Writing intensive courses (WIC) are designed and taught by faculty members who have participated in writing workshops and are assisted by graduate students familiar with composition theory. WI courses include multiple graded and non-graded writing assignments, focused freewrites, peer review, and opportunities for substantive revision. Students learn the discourse-specific conventions of a particular field of study.
Writing Intensive Courses (WIC) grew with the development of the Writing Across the Curriculum movement of the early seventies. WIC's goals are to help students become critical thinkers and develop their communication skills through active engagement with the material and with the genres of each discipline through writing in all classes across the university. A WIC is a regularly offered course taught at the 300 or 400 level by trained faculty whose course proposals have been approved by the WIC Advisory Committee.
A writing intensive course relies on two approaches: writing to learn and writing to communicate. Writing to learn is grounded in process pedagogy--journal writing, expressive writing, and focused freewriting. Writing to communicate is based on the social construction of knowledge—use of peer groups and analysis of the discourse of disciplines.

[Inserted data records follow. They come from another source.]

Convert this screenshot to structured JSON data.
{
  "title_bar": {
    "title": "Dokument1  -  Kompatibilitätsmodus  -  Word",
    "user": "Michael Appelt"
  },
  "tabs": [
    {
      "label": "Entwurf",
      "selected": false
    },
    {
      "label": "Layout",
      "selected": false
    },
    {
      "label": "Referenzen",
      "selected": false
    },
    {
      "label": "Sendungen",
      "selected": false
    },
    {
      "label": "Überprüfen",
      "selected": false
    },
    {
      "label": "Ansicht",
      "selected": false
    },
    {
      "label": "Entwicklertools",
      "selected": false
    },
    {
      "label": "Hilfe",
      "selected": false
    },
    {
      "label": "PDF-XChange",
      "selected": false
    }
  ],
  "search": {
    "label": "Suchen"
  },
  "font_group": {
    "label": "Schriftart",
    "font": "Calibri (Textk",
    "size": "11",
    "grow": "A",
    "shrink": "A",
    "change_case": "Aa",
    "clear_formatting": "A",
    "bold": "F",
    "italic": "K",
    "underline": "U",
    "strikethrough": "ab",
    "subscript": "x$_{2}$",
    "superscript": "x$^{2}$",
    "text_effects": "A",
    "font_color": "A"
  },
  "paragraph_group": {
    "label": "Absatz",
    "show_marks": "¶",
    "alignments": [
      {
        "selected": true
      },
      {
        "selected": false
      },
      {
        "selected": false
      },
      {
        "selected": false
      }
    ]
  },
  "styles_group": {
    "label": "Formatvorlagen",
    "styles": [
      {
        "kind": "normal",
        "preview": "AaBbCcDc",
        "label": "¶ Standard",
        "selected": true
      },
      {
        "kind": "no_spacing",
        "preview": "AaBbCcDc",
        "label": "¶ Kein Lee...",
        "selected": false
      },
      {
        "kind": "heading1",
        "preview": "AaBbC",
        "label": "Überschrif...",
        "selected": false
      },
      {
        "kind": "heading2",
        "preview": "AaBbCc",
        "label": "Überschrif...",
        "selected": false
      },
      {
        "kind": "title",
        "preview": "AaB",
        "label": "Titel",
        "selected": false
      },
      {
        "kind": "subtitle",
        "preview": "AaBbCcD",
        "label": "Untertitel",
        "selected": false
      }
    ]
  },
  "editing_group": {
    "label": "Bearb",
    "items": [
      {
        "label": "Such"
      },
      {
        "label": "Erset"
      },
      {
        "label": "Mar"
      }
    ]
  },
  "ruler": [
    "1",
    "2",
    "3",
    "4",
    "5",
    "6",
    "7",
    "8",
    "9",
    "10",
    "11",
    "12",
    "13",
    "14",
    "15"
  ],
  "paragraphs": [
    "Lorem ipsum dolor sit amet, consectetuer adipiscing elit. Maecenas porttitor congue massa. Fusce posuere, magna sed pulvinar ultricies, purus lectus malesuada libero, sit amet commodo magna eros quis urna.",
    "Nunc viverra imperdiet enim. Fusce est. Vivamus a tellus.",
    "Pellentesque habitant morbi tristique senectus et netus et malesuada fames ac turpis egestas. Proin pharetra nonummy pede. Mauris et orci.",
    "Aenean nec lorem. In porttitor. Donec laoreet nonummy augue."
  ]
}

The Coordinator will conduct workshops and follow-up sessions for WIC faculty that address both writing to learn and writing to communicate goals, how to design effective writing assignments, and how to respond and evaluate student writing. Faculty from Rhetoric and Composition and the Writing Center Coordinator will assist with the workshops on occasion and will be available to respond to specific questions or problems. The budget will provide for TA's from the English Department and writing assistants who have taken Eng 413/513, Teaching and Tutoring Writing. Faculty may select their own WIC assistant. Faculty teaching WI courses will be expected to attend workshops when offered, luncheons held once a term, and to participate in evaluation studies.